Cochran v. United States - 254 U.S. 387 (1921)
U.S. Supreme Court
Cochran v. United States, 254 U.S. 387 (1921)
Cochran v. United States
Argued December 15, 16, 1920
Decided January 3, 1921
254 U.S. 387
Section 29 of the War Revenue Act of June 13, 1898, which taxed legacies and distributive shares at so much per hundred dollars of clear value, was repealed by the Act of April 12, 1902, with a proviso saving all taxes imposed by § 29 prior to July 1, 1902, when the repeal became effective. In an action against the United States to recover taxes computed, returned, and voluntarily paid by executor after July 1, 1902, on legacies paid over before that date, held:
1. That a formal assessment prior to July 1, 1902, was not necessary to bring the taxes within the saving clause as taxes "imposed" prior to that date. P. 254 U. S. 390.
2. That such assessment was not necessary to ascertain the value of life interests in trust funds, their value being ascertainable by computation upon mortality tables and rules lawfully adopted by the Commissioner of Internal Revenue. Id. See Simpson v. United States, 252 U. S. 547.

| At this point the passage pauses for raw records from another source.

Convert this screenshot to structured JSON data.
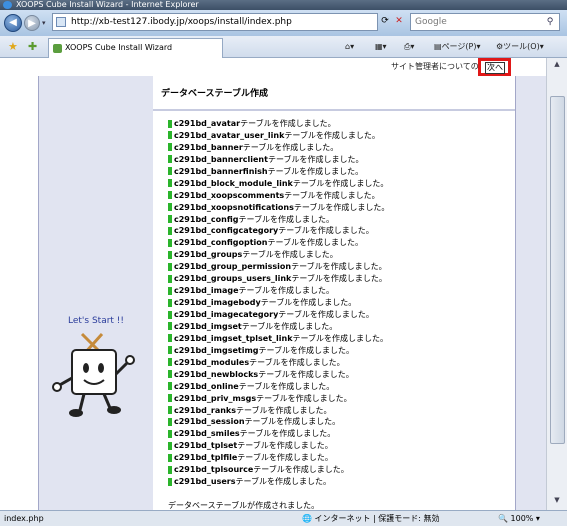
{
  "window": {
    "title": "XOOPS Cube Install Wizard - Internet Explorer"
  },
  "address_bar": {
    "url": "http://xb-test127.ibody.jp/xoops/install/index.php",
    "search_placeholder": "Google"
  },
  "command_bar": {
    "tab_title": "XOOPS Cube Install Wizard",
    "page_menu": "ページ(P)",
    "tools_menu": "ツール(O)"
  },
  "page": {
    "settings_link": "サイト管理者についての設定 >",
    "next_button": "次へ",
    "lets_start": "Let's Start !!",
    "heading": "データベーステーブル作成",
    "table_suffix": "テーブルを作成しました。",
    "tables": [
      "c291bd_avatar",
      "c291bd_avatar_user_link",
      "c291bd_banner",
      "c291bd_bannerclient",
      "c291bd_bannerfinish",
      "c291bd_block_module_link",
      "c291bd_xoopscomments",
      "c291bd_xoopsnotifications",
      "c291bd_config",
      "c291bd_configcategory",
      "c291bd_configoption",
      "c291bd_groups",
      "c291bd_group_permission",
      "c291bd_groups_users_link",
      "c291bd_image",
      "c291bd_imagebody",
      "c291bd_imagecategory",
      "c291bd_imgset",
      "c291bd_imgset_tplset_link",
      "c291bd_imgsetimg",
      "c291bd_modules",
      "c291bd_newblocks",
      "c291bd_online",
      "c291bd_priv_msgs",
      "c291bd_ranks",
      "c291bd_session",
      "c291bd_smiles",
      "c291bd_tplset",
      "c291bd_tplfile",
      "c291bd_tplsource",
      "c291bd_users"
    ],
    "completion_message": "データベーステーブルが作成されました。"
  },
  "status_bar": {
    "left_text": "index.php",
    "zone_text": "インターネット | 保護モード: 無効",
    "zoom": "100%"
  },
  "colors": {
    "highlight_border": "#e01818",
    "success_mark": "#2bb42b",
    "sidebar_bg": "#e1e4f1"
  }
}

3. That the fact that the estate was not completely settled and that the legatees and trustee might be liable to refund if retained asset proved insufficient to pay all claims was no ground for recovery of the taxes, in view of the facts that the personal estate greatly exceeded in value the amount of the legacies, and the total of claims and expenses during many years after the commencement of administration was comparatively insignificant. P. 254 U. S. 392.
4. One who seeks to recover money voluntarily paid as a tax upon the ground that the tax was illegal must prove its illegality, and may not rely on mere assertion and speculation. P. 254 U. S. 393.
54 Ct.Clms. 219 affirmed.
The case is stated in the opinion.